**Supplied data**
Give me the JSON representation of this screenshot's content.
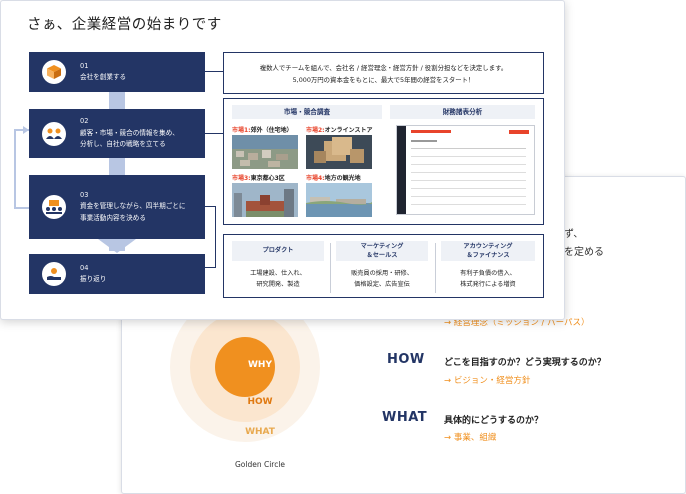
{
  "back_slide": {
    "peek_lines": [
      "ず、",
      "を定める"
    ],
    "partial_answer": "→ 経営理念（ミッション / パーパス）",
    "circle_labels": {
      "why": "WHY",
      "how": "HOW",
      "what": "WHAT"
    },
    "caption": "Golden Circle",
    "rows": [
      {
        "key": "HOW",
        "question": "どこを目指すのか？どう実現するのか？",
        "answer": "→ ビジョン・経営方針"
      },
      {
        "key": "WHAT",
        "question": "具体的にどうするのか？",
        "answer": "→ 事業、組織"
      }
    ]
  },
  "front_slide": {
    "title": "さぁ、企業経営の始まりです",
    "steps": [
      {
        "num": "01",
        "lines": [
          "会社を創業する"
        ],
        "icon": "cube-icon"
      },
      {
        "num": "02",
        "lines": [
          "顧客・市場・競合の情報を集め、",
          "分析し、自社の戦略を立てる"
        ],
        "icon": "team-icon"
      },
      {
        "num": "03",
        "lines": [
          "資金を管理しながら、四半期ごとに",
          "事業活動内容を決める"
        ],
        "icon": "meeting-icon"
      },
      {
        "num": "04",
        "lines": [
          "振り返り"
        ],
        "icon": "hand-icon"
      }
    ],
    "intro": {
      "line1": "複数人でチームを組んで、会社名 / 経営理念・経営方針 / 役割分担などを決定します。",
      "line2": "5,000万円の資本金をもとに、最大で5年間の経営をスタート！"
    },
    "research": {
      "market_title": "市場・競合調査",
      "finance_title": "財務諸表分析",
      "markets": [
        {
          "tag": "市場1:",
          "name": "郊外（住宅地）"
        },
        {
          "tag": "市場2:",
          "name": "オンラインストア"
        },
        {
          "tag": "市場3:",
          "name": "東京都心3区"
        },
        {
          "tag": "市場4:",
          "name": "地方の観光地"
        }
      ]
    },
    "activities": [
      {
        "head": [
          "プロダクト"
        ],
        "body": [
          "工場建設、仕入れ、",
          "研究開発、製造"
        ]
      },
      {
        "head": [
          "マーケティング",
          "＆セールス"
        ],
        "body": [
          "販売員の採用・研修、",
          "価格設定、広告宣伝"
        ]
      },
      {
        "head": [
          "アカウンティング",
          "＆ファイナンス"
        ],
        "body": [
          "有利子負債の借入、",
          "株式発行による増資"
        ]
      }
    ]
  },
  "colors": {
    "navy": "#233565",
    "accent_orange": "#f0901f",
    "market_red": "#e8442b",
    "connector": "#b8c6e3"
  }
}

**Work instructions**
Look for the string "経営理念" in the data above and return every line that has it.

**Solution for this exercise**
    "partial_answer": "→ 経営理念（ミッション / パーパス）",
      "line1": "複数人でチームを組んで、会社名 / 経営理念・経営方針 / 役割分担などを決定します。",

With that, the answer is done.